At the global stage, we are forging a bold, strategic vision for adaptation. But we must then contextualize our discussions on our efforts on the ground: climate action is local. The measure of resilience is not about the number of policies, or the amount of budget, or the extent of our assistance to communities, but on how effective these mechanisms are in actually saving lives, livelihoods, and resources from climate impacts.

For us in the Philippines, adaptation is a matter of survival. We have been urging both our public and private sectors to embrace adaptation and to work together for a secure and resilient future.

It is a simple call to action that I know resonates well with you, as delegates of our neighboring countries in the Asia Pacific region. In the last century, our region accounted for 91% of the world’s total deaths due to disasters[1] and is expected to bear 40% of global economic losses from disasters from 2015-2030[2] due to our region’s climate and disaster risks.

Inevitably, our local governments must act as our first line of defense in any disaster.

Let me start off with the story of Guiuan, a small town along the eastern seaboard, where Typhoon Haiyan  made first landfall.

Five years since Haiyan turned it into a wasteland, Guiuan is now a model of resilience. It has become a pioneer with its Climate Change Adaptation Framework (CCAF), which provides guidance on which systems to be prioritized during climate and disaster impacts, and identifies the roles of stakeholders in climate action.

Moreover, its island of Suluan, the first island hit by Haiyan, is now on its way to becoming the town’s “renewable energy island capital,” buoyed by concerted efforts of the municipal government and civil society groups.

Neighbor to Guiuan is Camotes Island in Cebu, famed for its zero casualty count in the wake of Haiyan. This accomplishment is heavily attributed to their purok system, wherein the people are grouped into smaller units within their communities and appointed purok leaders can therefore easily disseminate information and coordinate evacuation.

A zero-casualty record was once deemed unattainable, but Camotes Island is one local government unit, alongside Batanes and Albay, that can attest to have achieved it.

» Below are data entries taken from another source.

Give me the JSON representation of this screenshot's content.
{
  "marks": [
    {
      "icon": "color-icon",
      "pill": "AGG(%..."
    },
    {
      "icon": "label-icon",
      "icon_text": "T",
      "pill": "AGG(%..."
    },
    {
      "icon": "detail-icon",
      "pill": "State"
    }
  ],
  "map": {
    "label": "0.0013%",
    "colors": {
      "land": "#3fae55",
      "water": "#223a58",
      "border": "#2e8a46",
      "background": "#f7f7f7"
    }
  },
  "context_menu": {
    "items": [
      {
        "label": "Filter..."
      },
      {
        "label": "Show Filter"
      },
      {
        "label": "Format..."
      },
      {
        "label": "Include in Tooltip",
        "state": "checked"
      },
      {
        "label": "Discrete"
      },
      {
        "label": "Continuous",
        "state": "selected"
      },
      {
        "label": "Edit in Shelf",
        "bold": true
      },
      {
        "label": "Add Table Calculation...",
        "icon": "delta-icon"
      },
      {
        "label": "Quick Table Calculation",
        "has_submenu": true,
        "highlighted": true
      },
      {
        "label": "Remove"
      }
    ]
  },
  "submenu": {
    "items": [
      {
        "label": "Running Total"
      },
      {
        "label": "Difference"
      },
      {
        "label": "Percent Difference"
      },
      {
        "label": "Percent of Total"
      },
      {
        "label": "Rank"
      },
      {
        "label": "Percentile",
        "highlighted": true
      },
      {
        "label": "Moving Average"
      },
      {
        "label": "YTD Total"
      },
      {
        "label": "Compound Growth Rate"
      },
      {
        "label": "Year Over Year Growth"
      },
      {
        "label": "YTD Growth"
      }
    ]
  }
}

In 2016, Batanes, the northernmost province in the Philippines, was immediately placed under state of calamity due to Supertyphoon Meranti (or Ferdie), which was considered the strongest storm since Haiyan. Despite its wreckage, the province recorded no casualties.

Meanwhile, the province of Albay attributes their zero casualty record—most notably in the wake of Typhoon Rammasun (or Glenda), which mauled the region for eight hours straight—to their “preemptive evacuation” strategies.

With winds of over 180 kilometers per hour, Glenda wrought damage in Albay amounting to Php9.1 billion and rendering an estimate of 98,000 families homeless—but all safe in evacuation centers and temporary shelters.

For these LGUs, it is not only desirable to establish systems and building institutions to implement the plan. It is important to nurture a relationship with their community, so the people can understand better and participate in carrying out their local governments’ plans.

This is the kind of relationship we want to foster between the LGUs and the communities they cater to when accessing the People’s Survival Fund or PSF, which is an annual allocation to provide grants for adaptation projects by local government units.

To a large extent, it is important to consult local academic institutions on available climate science and data, and civil society on practical knowledge and experiences in producing quality project proposals. PSF proposals must be founded on actual adaptation needs and aspirations of the communities.

This December, there is a tall order from all countries to finalize the work programme of the Paris Agreement in COP24 in Katowice, Poland. I hope that through this forum we also amplify our call for scaled up climate finance and inspire greater climate action from all nations.

Thank you very much.

[1] Global Environment Outlook 6 – Regional Assessment for Asia and the Pacific – http://wedocs.unep.org/bitstream/handle/20.500.11822/7548/asia_and_the_pacific_fact_sheet.pdf?sequence=3&isAllowed=y

[2] Asia-Pacific Disaster Report 2017. https://reliefweb.int/sites/reliefweb.int/files/resources/Asia-Pacific%20Disaster%20Report%202017%20%28Full%29.pdf